8.2/10
145
6 user

How to Get Rid of Your Wife 

Gerald Swinney is a henpecked husband suffering under the constant verbal abuse of his overbearing wife. Gerald devises a plan to rid himself of her and begin his life over again, but the results have unexpected consequences.

Director:

Alf Kjellin

Writer:

Robert Gould (based on a teleplay by)
Reviews

Photos

Add Image Add an image

Do you have any images for this title?

Edit

Cast
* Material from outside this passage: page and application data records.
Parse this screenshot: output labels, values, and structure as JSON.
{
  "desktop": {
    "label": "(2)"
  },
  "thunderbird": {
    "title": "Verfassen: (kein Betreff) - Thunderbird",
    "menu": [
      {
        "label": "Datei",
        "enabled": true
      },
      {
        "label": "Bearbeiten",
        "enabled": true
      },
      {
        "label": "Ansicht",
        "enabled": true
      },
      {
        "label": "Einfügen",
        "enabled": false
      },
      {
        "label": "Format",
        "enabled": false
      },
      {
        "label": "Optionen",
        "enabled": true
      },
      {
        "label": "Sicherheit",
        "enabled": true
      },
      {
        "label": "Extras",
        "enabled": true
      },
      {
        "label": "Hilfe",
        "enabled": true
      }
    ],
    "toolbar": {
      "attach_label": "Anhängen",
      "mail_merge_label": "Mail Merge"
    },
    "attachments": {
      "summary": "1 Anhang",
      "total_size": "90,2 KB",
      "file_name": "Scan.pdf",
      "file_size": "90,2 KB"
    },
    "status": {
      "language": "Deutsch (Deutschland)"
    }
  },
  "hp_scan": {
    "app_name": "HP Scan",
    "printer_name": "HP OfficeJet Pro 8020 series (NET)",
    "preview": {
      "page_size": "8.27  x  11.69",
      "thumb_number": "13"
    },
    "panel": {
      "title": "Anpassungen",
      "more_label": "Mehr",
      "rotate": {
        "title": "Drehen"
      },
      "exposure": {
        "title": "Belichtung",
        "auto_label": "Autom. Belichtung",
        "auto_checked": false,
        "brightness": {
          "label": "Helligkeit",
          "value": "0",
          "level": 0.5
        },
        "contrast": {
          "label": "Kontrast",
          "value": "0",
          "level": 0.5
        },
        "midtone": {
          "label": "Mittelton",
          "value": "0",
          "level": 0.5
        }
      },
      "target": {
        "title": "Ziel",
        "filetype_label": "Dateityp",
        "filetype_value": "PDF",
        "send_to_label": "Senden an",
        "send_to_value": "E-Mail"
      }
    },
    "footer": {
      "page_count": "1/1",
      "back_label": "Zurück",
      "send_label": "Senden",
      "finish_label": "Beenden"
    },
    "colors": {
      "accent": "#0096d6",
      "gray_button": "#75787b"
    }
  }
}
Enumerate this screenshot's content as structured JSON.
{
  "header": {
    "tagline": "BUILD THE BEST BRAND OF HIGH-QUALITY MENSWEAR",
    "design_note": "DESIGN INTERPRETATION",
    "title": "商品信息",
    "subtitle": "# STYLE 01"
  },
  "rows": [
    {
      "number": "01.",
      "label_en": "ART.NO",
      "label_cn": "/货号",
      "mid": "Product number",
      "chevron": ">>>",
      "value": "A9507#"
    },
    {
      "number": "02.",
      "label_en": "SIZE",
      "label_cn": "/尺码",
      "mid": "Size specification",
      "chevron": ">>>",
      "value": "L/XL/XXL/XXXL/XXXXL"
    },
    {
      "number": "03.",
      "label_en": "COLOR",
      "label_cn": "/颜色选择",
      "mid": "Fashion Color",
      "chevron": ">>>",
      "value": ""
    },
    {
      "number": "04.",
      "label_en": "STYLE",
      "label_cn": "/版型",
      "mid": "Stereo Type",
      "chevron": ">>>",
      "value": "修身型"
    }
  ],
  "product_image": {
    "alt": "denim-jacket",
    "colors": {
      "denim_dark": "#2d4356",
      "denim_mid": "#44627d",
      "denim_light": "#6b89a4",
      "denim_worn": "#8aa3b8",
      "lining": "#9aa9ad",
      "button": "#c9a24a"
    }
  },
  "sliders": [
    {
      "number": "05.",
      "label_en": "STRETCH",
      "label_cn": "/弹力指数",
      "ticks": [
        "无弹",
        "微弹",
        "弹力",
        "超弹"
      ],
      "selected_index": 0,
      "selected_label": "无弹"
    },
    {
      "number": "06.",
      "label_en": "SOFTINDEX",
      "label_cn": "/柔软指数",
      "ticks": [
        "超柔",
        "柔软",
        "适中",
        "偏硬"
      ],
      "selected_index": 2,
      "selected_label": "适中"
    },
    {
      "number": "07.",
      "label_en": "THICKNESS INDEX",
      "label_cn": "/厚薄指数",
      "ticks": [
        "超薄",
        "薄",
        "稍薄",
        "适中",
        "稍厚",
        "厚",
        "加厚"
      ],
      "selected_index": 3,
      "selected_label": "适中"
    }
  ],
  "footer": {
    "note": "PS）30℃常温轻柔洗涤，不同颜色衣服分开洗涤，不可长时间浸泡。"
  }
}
Episode cast overview:
Alfred Hitchcock ... Himself - Host
Bob Newhart ... Gerald Swinney
Jane Withers ... Edith Swinney
Joyce Jameson ... Rosie Feather
Mary Scott ... Laura
George Petrie ... Henry
Ann Morgan Guilbert ... Pet Shop Proprietress
Robert Karnes ... Sergeant
William Wellman Jr. ... Delivery Man
Joseph Hamilton Joseph Hamilton ... Oscar - Stage Doorman
Helene Winston Helene Winston ... Mrs. Penny
Harold Gould ... District Attorney
Bill Quinn ... Mr. Penny
Harry Hines Harry Hines ... Rat poison salesman
Gail Bonney ... Mrs. Harris
Edit

Storyline

Gerald Swinney's wife Edith is a termagant who won't give him a divorce, so he devises a scheme to get rid of her. He makes everyone believe that he might commit suicide, then puts rats in the kitchen. When Edith buys rat poison, Gerald gives her a note that sounds suicidal, entrapping her into trying to poison him. She reports his death, but the police are surprised to find him sleeping in bed. When Edith is sentenced to five years for attempted murder, Gerald visits Rosie, a sex kitten that was part of his scheme, and they make a date. Unfortunately, Gerald is apprehended before he can make the date by the lonely woman who sold him the rats. Written by Lewis O. Amack

Plot Summary | Add Synopsis

Plot Keywords:

plot to murder wife | See All (1) »


Edit

Details

Language:

English

Release Date:

20 December 1963 (USA) See more »

Company Credits

Show more on IMDbPro »

Technical Specs

Runtime:

Sound Mix:

Mono

Aspect Ratio:

1.33 : 1
See full technical specs »
Edit

Did You Know?

Trivia

Filmed using the 'Leave it to Beaver' house on Colonial Street, Universal Studios. The matching interiors were also used, except the kitchen island was turned 90 degrees. See more »

Goofs

The newspaper account of the crime lists Bob Newhart's address as 206 Locust Avenue. But in an earlier scene when he returns home late from a bar, the house number by the door reads "1326." See more »

Frequently Asked Questions

This FAQ is empty. Add the first question.

User Reviews

 
A WITHERing Disappointment...
19 January 2007 | by DarrylSee all my reviews

OK, I'm a Jane Withers fan, so I had high hopes for this episode co-starring the 1930's child star. I have to admit that she mugged her way through the whole hour-- with the director's approval, no doubt. Very tiresome. Bob Newhart was deadpan throughout the proceedings. The theme for this Hitchcock teleplay-- like so, so many before and after its airing-- was Husband vs Wife or Man vs Woman. A few clever plot turns here and there (even though "holes" in the script were abundant), but otherwise, I was grateful when the show finally came to an end. I did enjoy the "dumb blonde" performance of the stripper character, Rosie Feather. And I truly enjoyed the all-too-brief bit by Ann Morgan Guilbert who (in the 1960's) was well-known for her brilliant portrayal of Millie Helper on "The Dick Van Dyke Show." Final note: The loud, cheesy soundtrack added nothing to this disappointing episode.


10 of 27 people found this review helpful.  Was this review helpful to you? | Report this
Review this title | See all 6 user reviews »

Contribute to This Page

Stream Trending TV Series With Prime Video

Explore popular and recently added TV series available to stream now with Prime Video.

Start your free trial



Recently Viewed